I used Gail Nichols (I think?) Alumina Hydrate 80 / EPK 20 + a dab of plain white flour in the past, but what an icky white spot it leaves.  Oh, to find some incredible flashing à la Simon Levin and other fine wood firers!


I'm using a 50/50 ratio (+ a hint of flour) this time, and will liberally roll the wads in different oxides, as an experiment.  Maybe one of them will flash?  We'll see.  But otherwise, I see no references - anywhere! - to even a starting point for experimentation.  Except that using sand and/or sawdust, great for wood-only, would only leave me with fused pots in a soda kiln.


If anyone has any references, I'm all ears!

First Firing Of This Here Electric-To-Propane/wood/soda Converted Kiln

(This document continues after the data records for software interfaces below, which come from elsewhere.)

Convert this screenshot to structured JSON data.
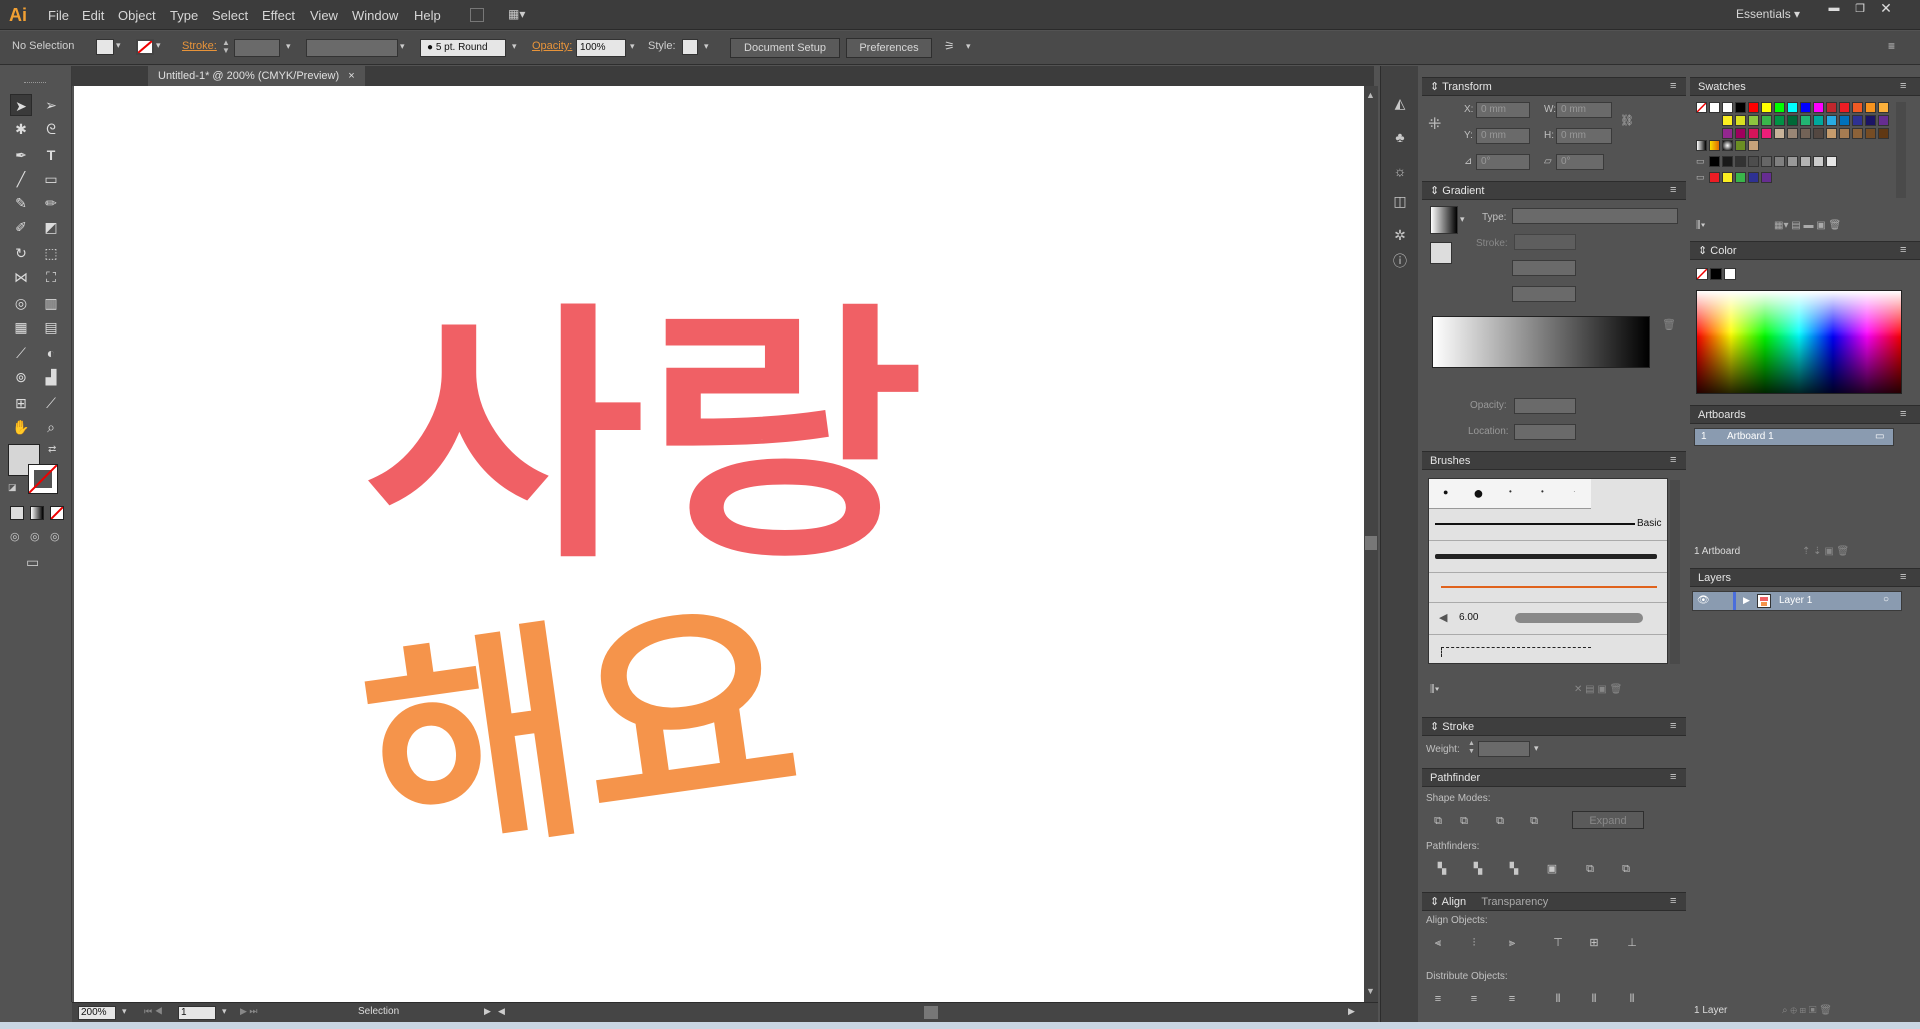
{
  "app": {
    "logo": "Ai",
    "workspace": "Essentials"
  },
  "menu": [
    "File",
    "Edit",
    "Object",
    "Type",
    "Select",
    "Effect",
    "View",
    "Window",
    "Help"
  ],
  "control": {
    "selection": "No Selection",
    "stroke_label": "Stroke:",
    "brush": "5 pt. Round",
    "opacity_label": "Opacity:",
    "opacity_value": "100%",
    "style_label": "Style:",
    "doc_setup": "Document Setup",
    "preferences": "Preferences"
  },
  "document": {
    "tab_title": "Untitled-1* @ 200% (CMYK/Preview)",
    "close": "×"
  },
  "artwork": {
    "line1": "사랑",
    "line2": "해요",
    "color1": "#f06065",
    "color2": "#f5944b"
  },
  "status": {
    "zoom": "200%",
    "artboard_num": "1",
    "tool": "Selection"
  },
  "transform": {
    "title": "Transform",
    "x_label": "X:",
    "y_label": "Y:",
    "w_label": "W:",
    "h_label": "H:",
    "x": "0 mm",
    "y": "0 mm",
    "w": "0 mm",
    "h": "0 mm",
    "angle": "0°",
    "shear": "0°"
  },
  "gradient": {
    "title": "Gradient",
    "type_label": "Type:",
    "stroke_label": "Stroke:",
    "opacity_label": "Opacity:",
    "location_label": "Location:"
  },
  "brushes": {
    "title": "Brushes",
    "basic": "Basic",
    "size": "6.00"
  },
  "stroke": {
    "title": "Stroke",
    "weight_label": "Weight:"
  },
  "pathfinder": {
    "title": "Pathfinder",
    "shape_modes": "Shape Modes:",
    "expand": "Expand",
    "pathfinders": "Pathfinders:"
  },
  "align": {
    "title": "Align",
    "tab2": "Transparency",
    "align_objects": "Align Objects:",
    "distribute_objects": "Distribute Objects:"
  },
  "swatches": {
    "title": "Swatches",
    "colors": [
      "#ffffff",
      "#000000",
      "#ff0000",
      "#ffff00",
      "#00ff00",
      "#00ffff",
      "#0000ff",
      "#ff00ff",
      "#c1272d",
      "#ed1c24",
      "#f15a24",
      "#f7931e",
      "#fbb03b",
      "#fcee21",
      "#d9e021",
      "#8cc63f",
      "#39b54a",
      "#009245",
      "#006837",
      "#22b573",
      "#00a99d",
      "#29abe2",
      "#0071bc",
      "#2e3192",
      "#1b1464",
      "#662d91",
      "#93278f",
      "#9e005d",
      "#d4145a",
      "#ed1e79",
      "#c7b299",
      "#998675",
      "#736357",
      "#534741",
      "#c69c6d",
      "#a67c52",
      "#8c6239",
      "#754c24",
      "#603813",
      "#42210b"
    ],
    "grays": [
      "#000000",
      "#1a1a1a",
      "#333333",
      "#4d4d4d",
      "#666666",
      "#808080",
      "#999999",
      "#b3b3b3",
      "#cccccc",
      "#e6e6e6"
    ],
    "group": [
      "#ed1c24",
      "#fcee21",
      "#39b54a",
      "#2e3192",
      "#662d91"
    ]
  },
  "color": {
    "title": "Color"
  },
  "artboards": {
    "title": "Artboards",
    "num": "1",
    "name": "Artboard 1",
    "count": "1 Artboard"
  },
  "layers": {
    "title": "Layers",
    "name": "Layer 1",
    "count": "1 Layer"
  }
}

23 January 2014 - 01:35 PM

Oh my, all the help I received here in the planning, purchasing, moving, building, firing of this thing!  Am I ever thankful for this place.


Thought I'd share just a bit here.  Details are on my blathering blog.


This is Big Anthony.  I think his chimney is too big.  But he works just fine.




I'm single-firing, and the process took about 21 hours, freezing cold to Cone Six.


He stalled at about 1950°F, and I fired the rest of the way with the addition of wood - which I'd planned to do, anyhow, for fun.  Just didn't realize I'd have to do it.


Learning is a process, right?  I completely screwed up the reduction I was hoping for; I only had four soda ports, located between the firebox and the shelves, and didn't get all of my soda introduced (near the end, the metal wand from the garden sprayer shot out of the sprayer, laying squarely in the firebox); and I accidentally crash-cooled it.  But I still got some great teaching results, considering this was the first time I'd ever fired any non-electric kiln beyond a couple test propane/soda kilns.








I learned a lot - ohmyword, so much - from this firing.  So much about firing this kiln, and firing kilns in general, about slips and glazes, placement of pots in the kiln, what my brain can and cannot compute on no sleep ...


In any event, it worked!  I'm forever thankful for all the help I received here.  It worked!